Amsterdam mayor job still up for grabs

Applications for the job of mayor of Amsterdam are to be reopened because not enough suitable candidates have come forward, the committee in charge of appointing the mayor has said. In total, 29 people had applied for the job, including nine women, but only four of the candidates had worked full time in a public function. The committee has now decided to reopen applications until June 2, in the hope of attracting more suitable candidates to choose from. The official job description called for a mayor with lots of management experience,  a sense of humour and someone who is able to express their vision clearly. They must also be open to society, keen to bridge the gap between politicians and the man in the street, and a quick thinker. Mayors are not chosen by direct vote in the Netherlands. The council draws up a shortlist based on open applications and then the king’s commissioner in Noord Holland will interview the candidates. The full council then debates the commissioner’s findings and picks its front-runner. if all goes according to plan, the new mayor will then be formally appointed by the king, and sworn in. The committee now hopes to have this process completed before the summer break.   More >

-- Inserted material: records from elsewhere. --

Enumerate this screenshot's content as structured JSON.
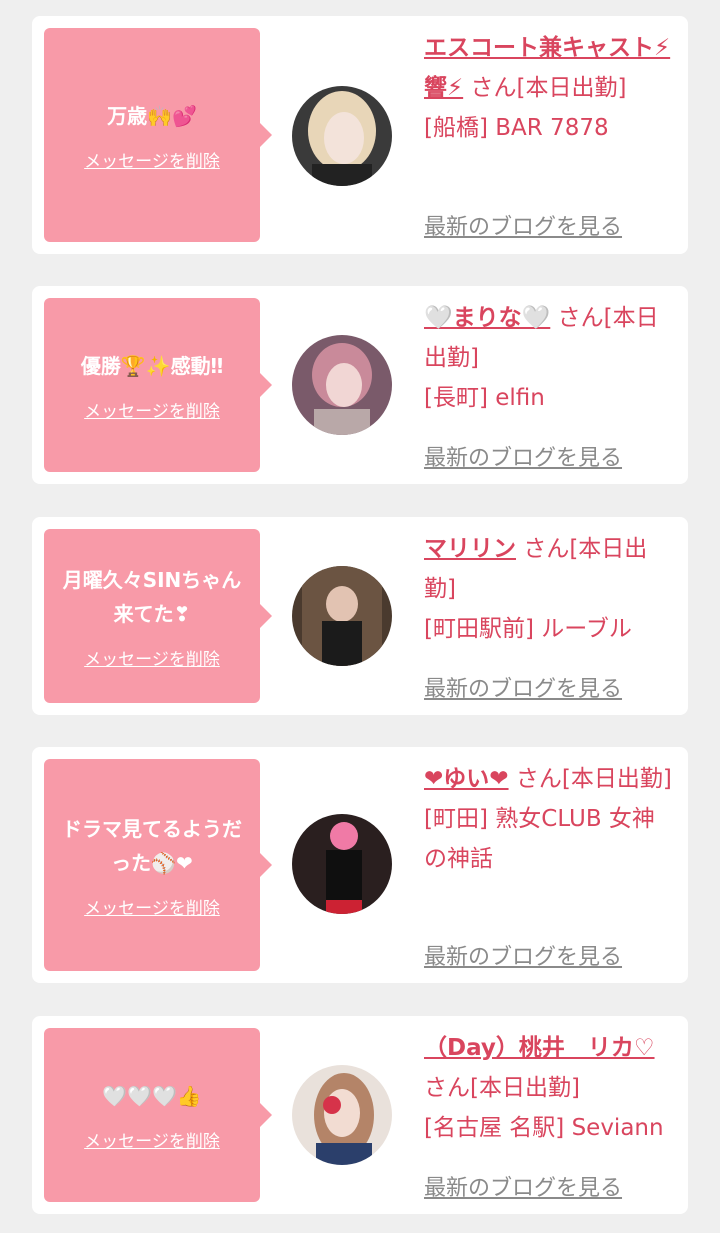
{
  "delete_label": "メッセージを削除",
  "blog_label": "最新のブログを見る",
  "san_label": "さん[本日出勤]",
  "cards": [
    {
      "message": "万歳🙌💕",
      "name": "エスコート兼キャスト⚡響⚡",
      "area": "[船橋] BAR 7878",
      "avatar": "avatar-blonde-woman"
    },
    {
      "message": "優勝🏆✨感動‼",
      "name": "🤍まりな🤍",
      "area": "[長町] elfin",
      "avatar": "avatar-pink-hair-woman"
    },
    {
      "message": "月曜久々SINちゃん来てた❣",
      "name": "マリリン",
      "area": "[町田駅前] ルーブル",
      "avatar": "avatar-mirror-selfie"
    },
    {
      "message": "ドラマ見てるようだった⚾❤",
      "name": "❤ゆい❤",
      "area": "[町田] 熟女CLUB 女神の神話",
      "avatar": "avatar-dress-photo"
    },
    {
      "message": "🤍🤍🤍👍",
      "name": "（Day）桃井　リカ♡",
      "area": "[名古屋 名駅] Seviann",
      "avatar": "avatar-red-flower-woman"
    }
  ],
  "colors": {
    "bubble": "#f89aa8",
    "accent": "#d9455e",
    "link_gray": "#8a8a8a",
    "background": "#efefef"
  }
}
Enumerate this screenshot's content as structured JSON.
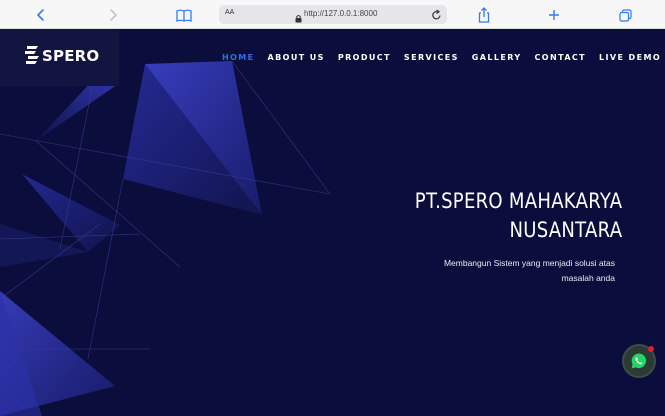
{
  "browser": {
    "text_size_label": "AA",
    "url": "http://127.0.0.1:8000",
    "icons": [
      "back-icon",
      "forward-icon",
      "bookmarks-icon",
      "lock-icon",
      "reload-icon",
      "share-icon",
      "new-tab-icon",
      "tabs-icon"
    ]
  },
  "site": {
    "logo_text": "SPERO",
    "nav": [
      {
        "label": "HOME",
        "active": true
      },
      {
        "label": "ABOUT US",
        "active": false
      },
      {
        "label": "PRODUCT",
        "active": false
      },
      {
        "label": "SERVICES",
        "active": false
      },
      {
        "label": "GALLERY",
        "active": false
      },
      {
        "label": "CONTACT",
        "active": false
      },
      {
        "label": "LIVE DEMO",
        "active": false
      }
    ],
    "hero": {
      "title_line1": "PT.SPERO MAHAKARYA",
      "title_line2": "NUSANTARA",
      "subtitle_line1": "Membangun Sistem yang menjadi solusi atas",
      "subtitle_line2": "masalah anda"
    },
    "whatsapp_icon": "whatsapp-icon"
  },
  "colors": {
    "background": "#0b0e3c",
    "accent": "#2f6ee8",
    "triangle": "#2a2f9c",
    "whatsapp_dot": "#e11d2a"
  }
}
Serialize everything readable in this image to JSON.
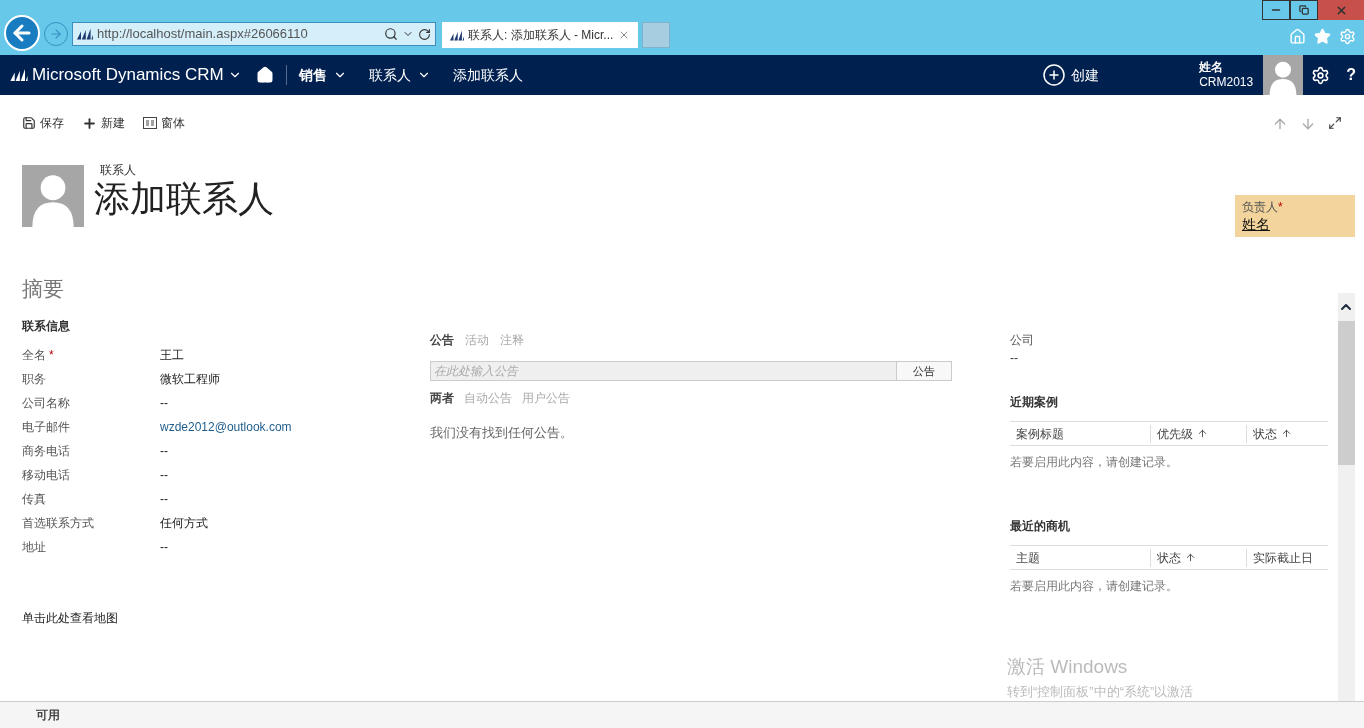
{
  "browser": {
    "address": "http://localhost/main.aspx#26066110",
    "tab_title": "联系人: 添加联系人 - Micr..."
  },
  "nav": {
    "brand": "Microsoft Dynamics CRM",
    "items": [
      {
        "label": "销售",
        "bold": true,
        "dropdown": true
      },
      {
        "label": "联系人",
        "bold": false,
        "dropdown": true
      },
      {
        "label": "添加联系人",
        "bold": false,
        "dropdown": false
      }
    ],
    "create": "创建",
    "user_name": "姓名",
    "org": "CRM2013",
    "help": "?"
  },
  "commands": [
    {
      "kind": "save",
      "label": "保存"
    },
    {
      "kind": "new",
      "label": "新建"
    },
    {
      "kind": "form",
      "label": "窗体"
    }
  ],
  "header": {
    "entity": "联系人",
    "title": "添加联系人",
    "owner_label": "负责人",
    "owner_required": "*",
    "owner_value": "姓名"
  },
  "section_title": "摘要",
  "contact": {
    "heading": "联系信息",
    "fields": [
      {
        "label": "全名",
        "required": true,
        "value": "王工",
        "link": false
      },
      {
        "label": "职务",
        "required": false,
        "value": "微软工程师",
        "link": false
      },
      {
        "label": "公司名称",
        "required": false,
        "value": "--",
        "link": false
      },
      {
        "label": "电子邮件",
        "required": false,
        "value": "wzde2012@outlook.com",
        "link": true
      },
      {
        "label": "商务电话",
        "required": false,
        "value": "--",
        "link": false
      },
      {
        "label": "移动电话",
        "required": false,
        "value": "--",
        "link": false
      },
      {
        "label": "传真",
        "required": false,
        "value": "--",
        "link": false
      },
      {
        "label": "首选联系方式",
        "required": false,
        "value": "任何方式",
        "link": false
      },
      {
        "label": "地址",
        "required": false,
        "value": "--",
        "link": false
      }
    ],
    "required_mark": "*",
    "map_link": "单击此处查看地图"
  },
  "posts": {
    "tabs": [
      {
        "label": "公告",
        "selected": true
      },
      {
        "label": "活动",
        "selected": false
      },
      {
        "label": "注释",
        "selected": false
      }
    ],
    "placeholder": "在此处输入公告",
    "button": "公告",
    "filters": [
      {
        "label": "两者",
        "selected": true
      },
      {
        "label": "自动公告",
        "selected": false
      },
      {
        "label": "用户公告",
        "selected": false
      }
    ],
    "empty": "我们没有找到任何公告。"
  },
  "company": {
    "label": "公司",
    "value": "--"
  },
  "grids": [
    {
      "title": "近期案例",
      "columns": [
        {
          "label": "案例标题",
          "sorted": false
        },
        {
          "label": "优先级",
          "sorted": true
        },
        {
          "label": "状态",
          "sorted": true
        }
      ],
      "empty": "若要启用此内容，请创建记录。"
    },
    {
      "title": "最近的商机",
      "columns": [
        {
          "label": "主题",
          "sorted": false
        },
        {
          "label": "状态",
          "sorted": true
        },
        {
          "label": "实际截止日",
          "sorted": false
        }
      ],
      "empty": "若要启用此内容，请创建记录。"
    }
  ],
  "activation": {
    "title": "激活 Windows",
    "text": "转到“控制面板”中的“系统”以激活"
  },
  "status_bar": "可用"
}
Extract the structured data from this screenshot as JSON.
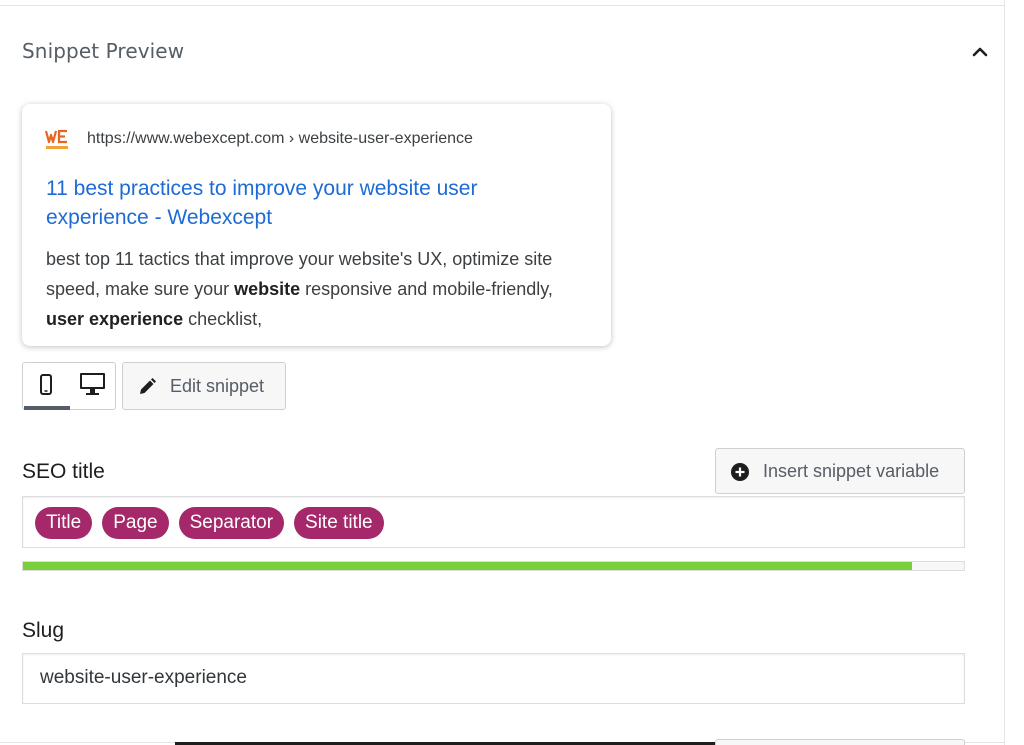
{
  "panel": {
    "title": "Snippet Preview"
  },
  "snippet": {
    "url": "https://www.webexcept.com › website-user-experience",
    "title": "11 best practices to improve your website user experience - Webexcept",
    "description": {
      "p1": "best top 11 tactics that improve your website's UX, optimize site speed, make sure your ",
      "b1": "website",
      "p2": " responsive and mobile-friendly, ",
      "b2": "user experience",
      "p3": " checklist,"
    },
    "favicon_colors": {
      "primary": "#e8651f",
      "secondary": "#f3a13b"
    }
  },
  "view": {
    "active": "mobile"
  },
  "edit_snippet_label": "Edit snippet",
  "seo": {
    "label": "SEO title",
    "insert_variable_label": "Insert snippet variable",
    "pills": [
      "Title",
      "Page",
      "Separator",
      "Site title"
    ],
    "progress_fraction": 0.945,
    "pill_color": "#a4286a",
    "progress_color": "#7ad03a"
  },
  "slug": {
    "label": "Slug",
    "value": "website-user-experience"
  }
}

Wilders 'fewer Moroccan' appeal case delay

The judges in Geert Wilders 'fewer Moroccans' appeal court trial are to be replaced after Wilders' legal team successfully applied to have them removed. This means the appeal, which started on Thursday and should have run for 11 days, will now be delayed while new judges are appointed and brought up to speed. Wilders had wanted to delay the trial so his legal team could carry out more research into the decision not to prosecute D66 leader Alexander Pechtold for comments he made about Russians. Wilders claims there are parallels between the two cases. The court refused the request, leading Wilders' legal team to challenge their impartiality. A special chamber of judges ruled on Friday that that decision not to give Wilders more time to look into the Pechtold decision was not properly justified and ordered the judges to be removed. Wilders' lawyer Geert-Jan Knoops wants to use the Pechtold case to show that the public prosecution department is biased about whom it chooses to prosecute. The public prosecution department said earlier this year it would not take action against the D66 leader for saying he had never met a Russian 'who corrects his mistakes himself' even though several complaints were made against him. 2014 The 'fewer Moroccans' case dates back to 2014 when Wilders asked a roomful of supporters if they wanted to have ‘more or fewer’ Moroccans in the country. When the crowd shouted back: ‘Fewer, fewer,’ Wilders responded: ‘We’ll take care of that.’ In December 2016, Wilders was found guilty of inciting discrimination against Dutch Moroccans. A panel of three judges said Wilders’s comments were ‘demeaning and insulting to the Moroccan population’. However, the court decided not to fine or sentence Wilders on the basis that a criminal conviction was sufficient punishment in itself.  More >